Composer Wayne Vitale and The Asian Art Museum of San Francisco, in cooperation with the Exploratorium, created Makrokosma Bali, a multimedia work combining new music for Balinese gamelan orchestra with projected video and still imagery, ambient sounds, and lighting design in an integrated stage set. The work was performed by an ensemble of gamelan musicians from the village of Tunjuk, Bali and a US-based design/production crew including lighting designer Allen Willner, video artist Eric Koziol, and designers from the Jet Propulsion Laboratory. The premiere took place at the Asian Art Museum in San Francisco in 2011 in the context of a ground-breaking special exhibition, Bali: Art, Ritual, Performance (Feb. 25 – Sept. 11, 2011).
Makrokosma Bali combined and contrasted the sound worlds, musical aesthetics, living culture, and ancient Hindu cosmology of Bali with emerging views of the universe from Western space science and related fields.

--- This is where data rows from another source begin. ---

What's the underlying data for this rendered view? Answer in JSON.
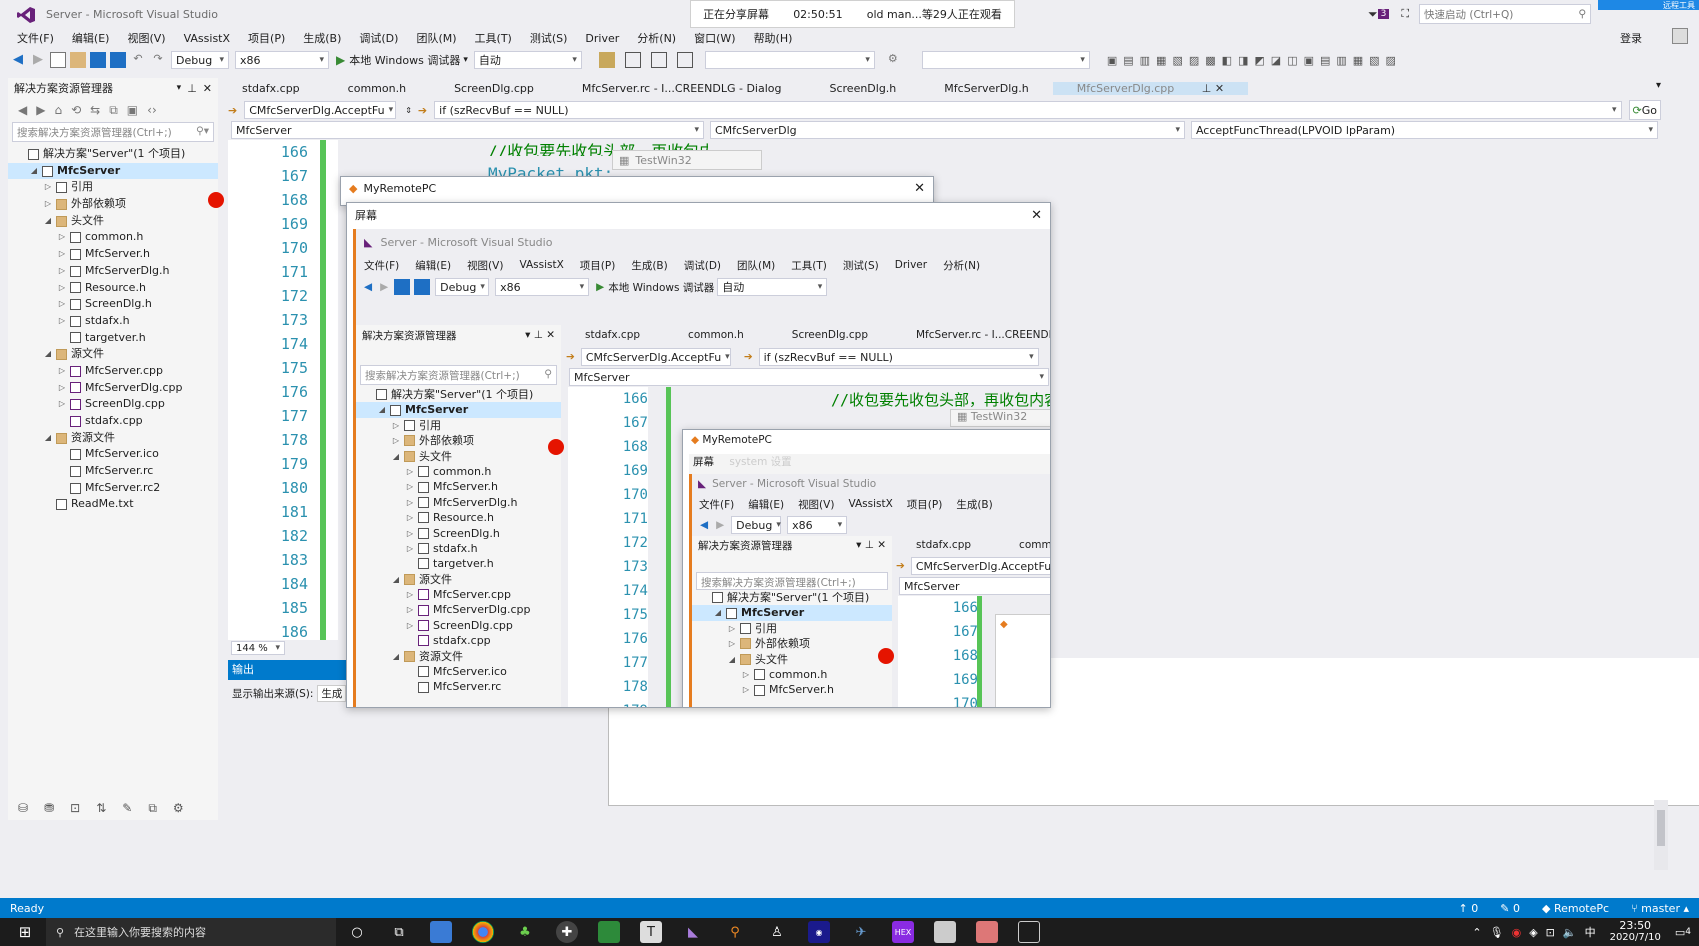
{
  "window": {
    "title": "Server - Microsoft Visual Studio"
  },
  "share_banner": {
    "status": "正在分享屏幕",
    "time": "02:50:51",
    "viewers": "old man...等29人正在观看"
  },
  "quick_launch": {
    "placeholder": "快速启动 (Ctrl+Q)",
    "notifications": "3",
    "login": "登录",
    "remote_label": "远程工具"
  },
  "menu": [
    "文件(F)",
    "编辑(E)",
    "视图(V)",
    "VAssistX",
    "项目(P)",
    "生成(B)",
    "调试(D)",
    "团队(M)",
    "工具(T)",
    "测试(S)",
    "Driver",
    "分析(N)",
    "窗口(W)",
    "帮助(H)"
  ],
  "toolbar": {
    "config": "Debug",
    "platform": "x86",
    "run_label": "本地 Windows 调试器",
    "run_mode": "自动"
  },
  "solution_explorer": {
    "title": "解决方案资源管理器",
    "search_placeholder": "搜索解决方案资源管理器(Ctrl+;)",
    "items": [
      {
        "label": "解决方案\"Server\"(1 个项目)",
        "indent": 0,
        "tw": "",
        "icon": "sln"
      },
      {
        "label": "MfcServer",
        "indent": 1,
        "tw": "◢",
        "icon": "proj",
        "bold": true,
        "selected": true
      },
      {
        "label": "引用",
        "indent": 2,
        "tw": "▷",
        "icon": "ref"
      },
      {
        "label": "外部依赖项",
        "indent": 2,
        "tw": "▷",
        "icon": "folder"
      },
      {
        "label": "头文件",
        "indent": 2,
        "tw": "◢",
        "icon": "folder"
      },
      {
        "label": "common.h",
        "indent": 3,
        "tw": "▷",
        "icon": "h"
      },
      {
        "label": "MfcServer.h",
        "indent": 3,
        "tw": "▷",
        "icon": "h"
      },
      {
        "label": "MfcServerDlg.h",
        "indent": 3,
        "tw": "▷",
        "icon": "h"
      },
      {
        "label": "Resource.h",
        "indent": 3,
        "tw": "▷",
        "icon": "h"
      },
      {
        "label": "ScreenDlg.h",
        "indent": 3,
        "tw": "▷",
        "icon": "h"
      },
      {
        "label": "stdafx.h",
        "indent": 3,
        "tw": "▷",
        "icon": "h"
      },
      {
        "label": "targetver.h",
        "indent": 3,
        "tw": "",
        "icon": "h"
      },
      {
        "label": "源文件",
        "indent": 2,
        "tw": "◢",
        "icon": "folder"
      },
      {
        "label": "MfcServer.cpp",
        "indent": 3,
        "tw": "▷",
        "icon": "cpp"
      },
      {
        "label": "MfcServerDlg.cpp",
        "indent": 3,
        "tw": "▷",
        "icon": "cpp"
      },
      {
        "label": "ScreenDlg.cpp",
        "indent": 3,
        "tw": "▷",
        "icon": "cpp"
      },
      {
        "label": "stdafx.cpp",
        "indent": 3,
        "tw": "",
        "icon": "cpp"
      },
      {
        "label": "资源文件",
        "indent": 2,
        "tw": "◢",
        "icon": "folder"
      },
      {
        "label": "MfcServer.ico",
        "indent": 3,
        "tw": "",
        "icon": "ico"
      },
      {
        "label": "MfcServer.rc",
        "indent": 3,
        "tw": "",
        "icon": "rc"
      },
      {
        "label": "MfcServer.rc2",
        "indent": 3,
        "tw": "",
        "icon": "rc"
      },
      {
        "label": "ReadMe.txt",
        "indent": 2,
        "tw": "",
        "icon": "txt"
      }
    ]
  },
  "tabs": [
    "stdafx.cpp",
    "common.h",
    "ScreenDlg.cpp",
    "MfcServer.rc - I...CREENDLG - Dialog",
    "ScreenDlg.h",
    "MfcServerDlg.h",
    "MfcServerDlg.cpp"
  ],
  "nav": {
    "scope": "CMfcServerDlg.AcceptFu",
    "condition": "if (szRecvBuf == NULL)",
    "project": "MfcServer",
    "class": "CMfcServerDlg",
    "function": "AcceptFuncThread(LPVOID lpParam)",
    "go": "Go"
  },
  "editor": {
    "line_numbers": [
      "166",
      "167",
      "168",
      "169",
      "170",
      "171",
      "172",
      "173",
      "174",
      "175",
      "176",
      "177",
      "178",
      "179",
      "180",
      "181",
      "182",
      "183",
      "184",
      "185",
      "186"
    ],
    "breakpoint_line": "168",
    "code_comment": "//收包要先收包头部，再收包内容",
    "code_line2": "MyPacket pkt;",
    "zoom": "144 %"
  },
  "output": {
    "title": "输出",
    "source_label": "显示输出来源(S):",
    "source_value": "生成"
  },
  "testwin": {
    "title": "TestWin32"
  },
  "remote_dialog": {
    "title": "MyRemotePC",
    "inner_title": "屏幕"
  },
  "inner_menu_extra": "system  设置",
  "status": {
    "ready": "Ready",
    "up": "0",
    "edit": "0",
    "repo": "RemotePc",
    "branch": "master"
  },
  "taskbar": {
    "search": "在这里输入你要搜索的内容",
    "time": "23:50",
    "date": "2020/7/10",
    "ime": "中",
    "notif": "4"
  }
}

The Asian Art Museum provided a site-specific canvas for the work. Mr. Vitale, together with I Made Arnawa (director of the gamelan ensemble) and other artists also presented educational and outreach programming as part of the museum’s daytime programs.
Wayne Vitale is an acknowledged master in the field of Balinese performing arts, widely known for his skills as a composer, scholar, and teacher. He is the former director of Gamelan Sekar Jaya, an internationally recognized ensemble that has focused on Balinese music for more than thirty years.
Located in San Francisco’s Civic Center, the Asian Art Museum is one of the largest in the Western world devoted exclusively to Asian art. The museum offers programs for visitors of all ages, and for all levels of knowledge of Asian art and culture, from novice through expert.